Outcome of seat switch repair, 87 300E
I thought I should inform anyone who might have followed this thread (or later searching for "seat switch" problems) know what I found out. Don't understand everything I came on but will give you an account.
I repaired my old switch by cleaning each of the 17 contacts and carefully reassembled switch and it worked great...no problems!
1. The little "seat" shaped buttons must come off 1st. They just push on and off. I used two small flat screw drivers to get behind them and lever them off. Using two tools , one on each side allowed the buttons to come off straight without risking twisting which could have broken them or the post onto which them push.
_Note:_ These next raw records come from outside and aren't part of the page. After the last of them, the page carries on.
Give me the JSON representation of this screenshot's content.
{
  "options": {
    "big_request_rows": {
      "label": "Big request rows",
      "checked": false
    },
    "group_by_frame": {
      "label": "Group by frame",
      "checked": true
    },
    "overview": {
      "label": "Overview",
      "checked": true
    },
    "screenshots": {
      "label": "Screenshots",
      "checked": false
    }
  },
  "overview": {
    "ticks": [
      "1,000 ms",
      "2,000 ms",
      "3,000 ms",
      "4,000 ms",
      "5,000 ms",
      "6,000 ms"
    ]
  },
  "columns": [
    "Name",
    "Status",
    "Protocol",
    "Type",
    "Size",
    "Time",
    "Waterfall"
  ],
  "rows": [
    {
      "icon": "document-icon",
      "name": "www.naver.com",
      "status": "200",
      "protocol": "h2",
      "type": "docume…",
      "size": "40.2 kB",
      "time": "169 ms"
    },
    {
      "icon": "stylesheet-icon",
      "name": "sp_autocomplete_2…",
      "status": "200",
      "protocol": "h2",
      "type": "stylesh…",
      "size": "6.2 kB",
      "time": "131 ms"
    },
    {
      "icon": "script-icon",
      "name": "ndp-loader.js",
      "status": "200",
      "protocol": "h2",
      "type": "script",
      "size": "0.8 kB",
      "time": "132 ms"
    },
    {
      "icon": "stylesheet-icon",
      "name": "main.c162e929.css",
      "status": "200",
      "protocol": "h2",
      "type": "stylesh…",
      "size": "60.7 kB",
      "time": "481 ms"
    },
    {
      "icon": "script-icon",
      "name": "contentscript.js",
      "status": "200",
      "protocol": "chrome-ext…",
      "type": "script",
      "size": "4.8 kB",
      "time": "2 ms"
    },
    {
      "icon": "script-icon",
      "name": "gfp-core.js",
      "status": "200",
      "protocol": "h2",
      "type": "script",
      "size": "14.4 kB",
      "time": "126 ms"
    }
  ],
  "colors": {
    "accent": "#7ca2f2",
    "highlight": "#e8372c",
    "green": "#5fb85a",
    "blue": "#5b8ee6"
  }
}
2. Then the trim bezel surround piece can be carefull worked off with the same flat blade screwdrivers or any flat thin blade. I used a large round pointed pocket knife blade.
3. Locate and remove the two phillips head screws one on Right and one on Left. Use of a MAGNETIC tip screw driver bit is a good idea since you will not be able to reach into the small area with you finger tips to remove the loosened screw. Don't DROP it because it might fall down into the door cavity and who knows what it might lodge on!! Window track gear teeth come to mind, and you won't want to take off the entire door panell to extract it.
4. Use a plastic on non conductive flat wooden strip to lever up the (3) wiring harness plugs. I discovered that there is voltage on some of the wires all the time, key on or off. Don't short circuit the plug posts.
This is where I found something which I don't quite understand. Measured voltage running the motors on mine was 1.47 volts. Or is that just a low control voltage used to make the switches last longer?? Perhaps this voltage triggers relays down on the engines; but thought it unlikely that the engines actually operate on such a low voltage.
5. Take the switch in to a clean work table. Remove the single phillips screw from the middle of the back, then laying it in position with adjustment posts UP on white terry towel. Use a small flat screw driver or small blade pocket knife to carefull pry up and lift the top cover at the 8 or so plastic lock tab spots. Do this very slowly and evenly and don't turn the unit over after you begin to get the cover partially off since there are MANY parts could then begin to fall out. Thats what the terry cloth was for; to catch the 17 steel balls and many assorted small brass parts which could fall out and roll off your work surface and onto the floor. The idea is to do it slowly so NONE of the parts fall out. You want to see and understand how everything works. Sketch it perhaps before dissembly. There is no need to take out the springs, but you will need to lay aside each of the balls that rest on top of each spring.
6. The only thing I had to do was clean top and botton contact points of the 17 toggle type switches. They are under the brass tabs that lay in slots. I used 600 grit wet or dry sanding paper rolled into a very small tube so I could "polish" off the burned or tarnished contacts. You will have to use a sharp tipped knive or similar tool to lever up one of (2) locking tabs on the center toggle unit. You can just lift out the other (3) toggles but that center one is secured down.
The heat rest toggle works differently but very simply. The (1) ball bearing itself carries the electrical current on that one -- so be sure the ball is down under the spring and free to roll back and forth toward the two little posts which you have polished clean.
After all cleaning of contacts you assemble all the toggles. There are balls at top and bottom of each little tube. I used a small dab of silicon electrical bulb grease to hold the balls on top of each spring. Also used it to lube each of the small tubes on which units pivot. This type of grease will not hurt the contacts function even if it were to get on the contacts, but I figure the contacts were dry originally.
7. Align and visually check all the little brass tabs which had the contacts you cleaned, are they flat in their slots? All the balls in place? Press the cover down and it locks in place. Screw in the phillips on the back. Test each of the switches for physicall movement. If OK put in back in your car and use another 200K miles . There is nothing which shouldn't work if you didn't break or lose a part. Good luck. I hope you will be able to save the $85 or so on parts and who knows how much labor a repair shop would tack on the a 15 minute or less simple parts swap.??
My car is an 87 300E with 198K miles, so the switches are lasting quite a long time before needing any attention.
I was impressed with the elegant way the parts function. I know these instructions sounds complicated but that not really the case. If you take your time you will see how it all works, and the nice thing about it is I don't think it will assemble but one way so you can't put the cover on if all the parts are not in there right. Don't force anything.
I wish is had a digital camera.... a picture would describe this much easier.
Go for it .... even in worse case you might have to buy the switch anyway.